There is no bigger fan of “Crazy Ex-Girlfriend” than
"I wish I had more optimistic statistics. I don't," Pedowitz said to a room of assembled journalists on Sunday for the CW's executive session at the Television Critics Assn. press tour in Pasadena. "We believe there's a place on our schedule for a show like this. I don't want to waste anyone's time making excuses. We wish people had found it, but we have the goods with this show."
"Crazy Ex-Girlfriend" is a musical-comedy-drama hybrid that follows a woman who is still unhealthily fixated on her ex-boyfriend as she struggles to build her life in light of her burgeoning mental illness. The series stars Rachel Bloom, who garnered a Golden Globe nomination for her performance.
But Pedowitz is resolute about the show's potential for a second season, saying that the CW is known for defying the odds and that "Crazy Ex-Girlfriend" has the potential to do the same.
"It may be one of those things that requires time, maybe another season, to let the 'Netflix effect' set in," Pedowitz said.
The network president was similarly optimistic about the chances of sophomore series "iZombie" being renewed for a third season, saying, "They're doing a great job with what they're doing. I'm also thrilled they have a basset hound in it. I think it has a strong shot of making a third season."
Yet Pedowitz was not as confident about the future of a female-led superhero series on the network, telling the room that there were no plans for such a project — although he qualified his answer by saying that at this point last year, new CW marquee series "DC's Legends of Tomorrow" didn't yet exist.
Pedowitz also addressed the network's new Friday lineup made up of "The Vampire Diaries" and "The Originals," both from CW super-showrunner Julie Plec, explaining that moving the shows to Friday night is not exile, but a move to strengthen that night's schedule.

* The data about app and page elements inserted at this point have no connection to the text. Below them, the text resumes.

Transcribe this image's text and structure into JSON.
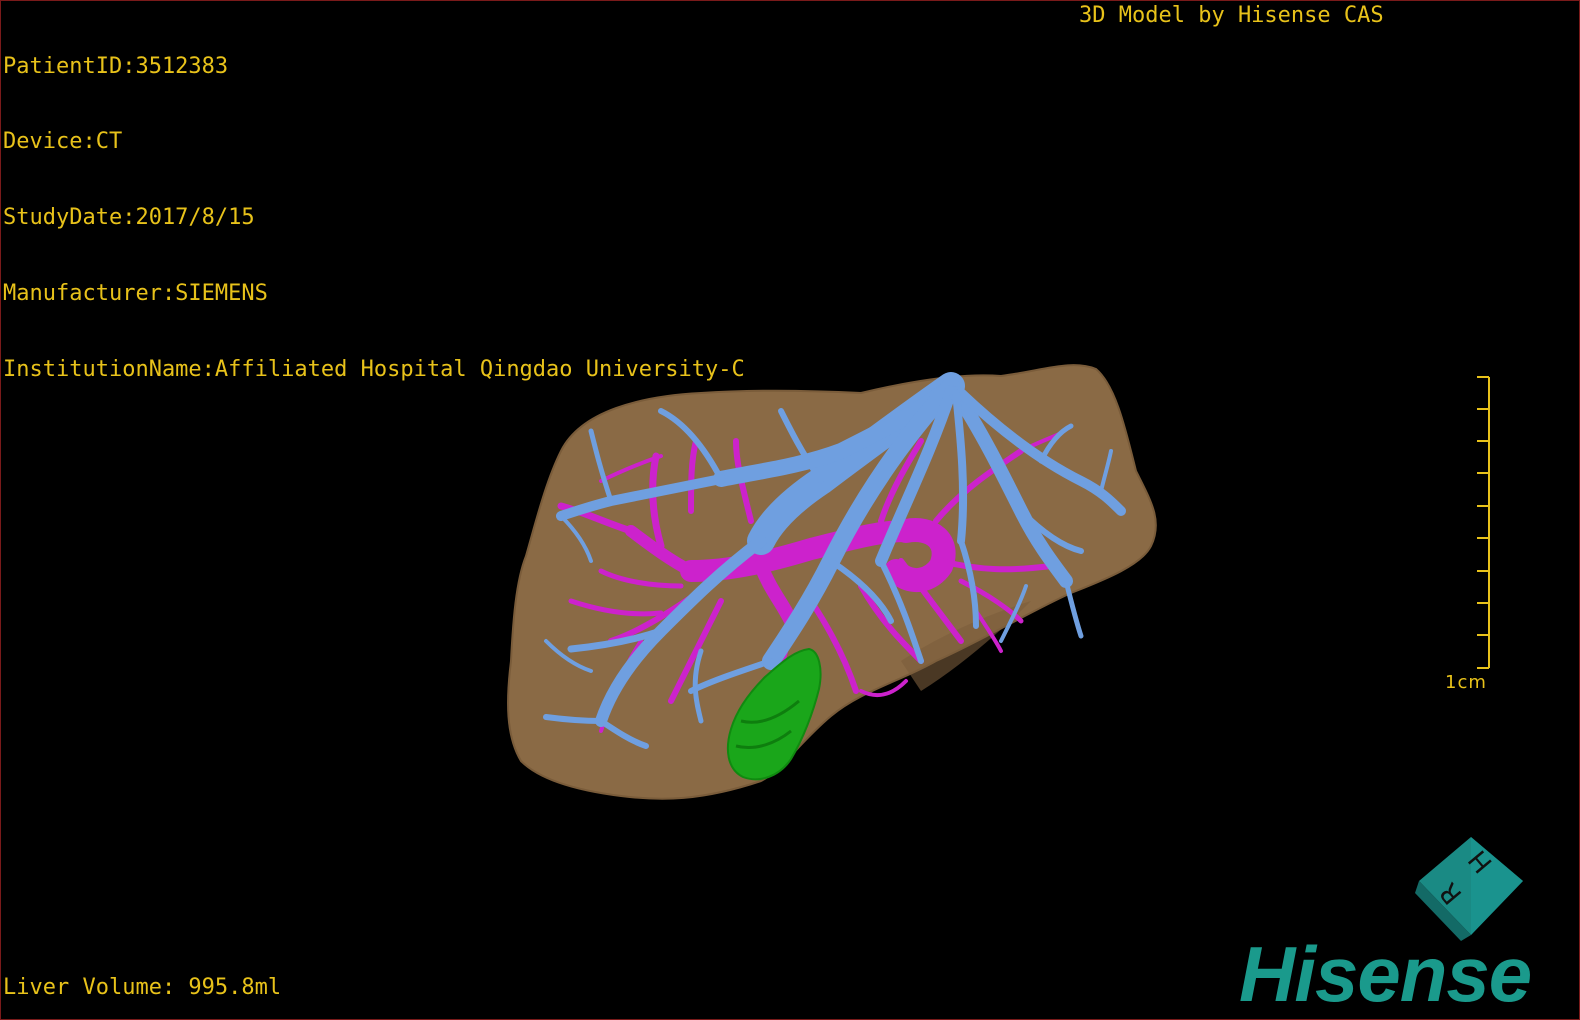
{
  "overlay": {
    "patient_id": "PatientID:3512383",
    "device": "Device:CT",
    "study_date": "StudyDate:2017/8/15",
    "manufacturer": "Manufacturer:SIEMENS",
    "institution": "InstitutionName:Affiliated Hospital Qingdao University-C",
    "credit": "3D Model by Hisense CAS",
    "liver_volume": "Liver Volume: 995.8ml"
  },
  "scale_bar": {
    "label": "1cm"
  },
  "orientation_cube": {
    "face_letter_1": "H",
    "face_letter_2": "R"
  },
  "brand": {
    "name": "Hisense"
  },
  "colors": {
    "background": "#000000",
    "overlay_text": "#e8c21a",
    "liver": "#8a6a45",
    "hepatic_vein": "#6f9fe0",
    "portal_vein": "#cc22cc",
    "gallbladder": "#1aa61a",
    "brand": "#1a9a8c"
  }
}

He also teased a crossover for the shows, saying, "You will see a crossover this year, though not the size of 'Flash' and 'Arrow.' If they don't make sense story-wise, don't do them. The audience can tell."